The scale of the reforms goes far wider than the previously trailed plan for strikes to be made unlawful unless 50% of those being asked to strike vote in the ballot.

In a set of proposals on a par with those introduced by Norman Tebbit in 1985, Mr Javid will make at least 40% of those asked to vote support the strike in most key public service like transport, health and education. In the case of 100 teachers asked to strike, the action would only be lawful if at least 50 teachers voted and 40 of them backed the strike!

The double threshold would have to be met in any strike called in health, education, fire, transport, border security and energy sectors – including the Border Force and nuclear decommissioning.

In further changes, Javid will:

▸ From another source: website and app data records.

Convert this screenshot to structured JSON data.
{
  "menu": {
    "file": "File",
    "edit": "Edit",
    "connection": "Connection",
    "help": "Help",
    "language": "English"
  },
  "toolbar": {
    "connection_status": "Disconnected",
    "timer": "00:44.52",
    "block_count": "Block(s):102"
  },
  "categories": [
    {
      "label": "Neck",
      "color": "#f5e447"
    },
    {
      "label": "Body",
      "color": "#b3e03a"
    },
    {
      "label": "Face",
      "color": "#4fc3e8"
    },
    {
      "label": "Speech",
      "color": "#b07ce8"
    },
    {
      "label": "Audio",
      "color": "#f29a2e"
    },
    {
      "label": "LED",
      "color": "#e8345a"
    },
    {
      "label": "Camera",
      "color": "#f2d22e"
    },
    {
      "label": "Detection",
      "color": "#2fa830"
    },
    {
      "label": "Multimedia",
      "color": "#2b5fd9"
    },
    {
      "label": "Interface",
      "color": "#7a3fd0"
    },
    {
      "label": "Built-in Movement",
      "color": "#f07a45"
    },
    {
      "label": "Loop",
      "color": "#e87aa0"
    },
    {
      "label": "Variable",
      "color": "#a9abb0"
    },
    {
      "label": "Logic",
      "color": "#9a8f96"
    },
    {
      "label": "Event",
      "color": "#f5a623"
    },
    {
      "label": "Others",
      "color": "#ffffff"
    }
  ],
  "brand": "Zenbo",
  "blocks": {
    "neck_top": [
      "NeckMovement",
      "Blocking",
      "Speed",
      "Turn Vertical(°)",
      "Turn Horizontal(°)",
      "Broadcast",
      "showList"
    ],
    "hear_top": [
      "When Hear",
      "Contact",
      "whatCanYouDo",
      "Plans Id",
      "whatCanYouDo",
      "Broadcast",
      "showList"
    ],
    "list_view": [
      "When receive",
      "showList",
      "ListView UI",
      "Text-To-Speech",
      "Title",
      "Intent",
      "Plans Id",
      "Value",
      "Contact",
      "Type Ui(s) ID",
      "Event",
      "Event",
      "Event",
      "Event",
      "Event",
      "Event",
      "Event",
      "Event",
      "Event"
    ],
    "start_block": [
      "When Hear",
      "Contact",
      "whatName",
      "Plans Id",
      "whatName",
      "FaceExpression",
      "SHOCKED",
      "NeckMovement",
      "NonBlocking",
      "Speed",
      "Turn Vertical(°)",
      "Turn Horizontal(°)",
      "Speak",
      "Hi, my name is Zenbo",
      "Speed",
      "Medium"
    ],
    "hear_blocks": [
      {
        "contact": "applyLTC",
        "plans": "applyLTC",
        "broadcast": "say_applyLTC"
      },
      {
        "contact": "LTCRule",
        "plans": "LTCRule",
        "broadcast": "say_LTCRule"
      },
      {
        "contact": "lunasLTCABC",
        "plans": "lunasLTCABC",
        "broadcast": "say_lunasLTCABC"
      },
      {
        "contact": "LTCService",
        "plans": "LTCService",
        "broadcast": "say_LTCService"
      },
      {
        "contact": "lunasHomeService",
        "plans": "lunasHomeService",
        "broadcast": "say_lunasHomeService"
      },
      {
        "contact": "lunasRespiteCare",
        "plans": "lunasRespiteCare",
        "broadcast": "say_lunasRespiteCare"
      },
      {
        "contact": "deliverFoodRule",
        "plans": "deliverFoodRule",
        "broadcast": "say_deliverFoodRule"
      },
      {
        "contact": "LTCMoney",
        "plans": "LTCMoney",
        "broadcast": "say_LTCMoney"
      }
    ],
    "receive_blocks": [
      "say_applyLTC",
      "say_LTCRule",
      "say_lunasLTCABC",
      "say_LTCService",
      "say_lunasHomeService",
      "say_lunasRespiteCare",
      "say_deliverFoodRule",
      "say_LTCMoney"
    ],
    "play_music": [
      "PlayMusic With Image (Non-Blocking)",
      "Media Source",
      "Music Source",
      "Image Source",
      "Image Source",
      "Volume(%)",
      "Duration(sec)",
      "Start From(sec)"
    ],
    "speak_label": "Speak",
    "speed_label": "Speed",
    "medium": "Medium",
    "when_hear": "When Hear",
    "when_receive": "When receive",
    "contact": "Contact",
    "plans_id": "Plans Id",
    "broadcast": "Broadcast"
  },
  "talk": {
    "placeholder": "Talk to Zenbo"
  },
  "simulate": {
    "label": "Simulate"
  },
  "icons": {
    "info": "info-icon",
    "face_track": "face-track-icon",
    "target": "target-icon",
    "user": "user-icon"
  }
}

  • Require all unions, not just those affiliated to Labour, to ask each existing union member whether they wish to pay the political levy and then repeat the question every five years. The £25m annual political fund income from 4.5 million political levy payers funds a wide range of political campaigning including being a chief source of funding for Labour.
  • Propose that unlawful or intimidatory picketing should become a criminal as opposed to civil offence and new protections should be available for those workers unwilling to strike. A named official will be required to be available at all times to the police to oversee the picket including the numbers on the line, currently set at six, in an existing code of conduct.
  • Compel unions to renew any strike mandate with a fresh ballot within four months of the first ballot and give employers the right to hire strike-breaking agency staff as well require a union to give the employer at least a fortnights’ notice before the industrial action starts.
  • Empower the government to set a limit on the proportion of working time any public sector worker can spend on trade union duties.
  • Give the government certification officer powers to fine trade unions as much as £20,000 for breaches of reporting rules including an annual audit on its protests and pickets. The certification officer will also have power to initiate investigations and will in future be funded by a joint levy of unions and employers
  • Require a clear description of the trade dispute and the planned industrial action on the ballot paper, so that all union members are clear what they are voting for.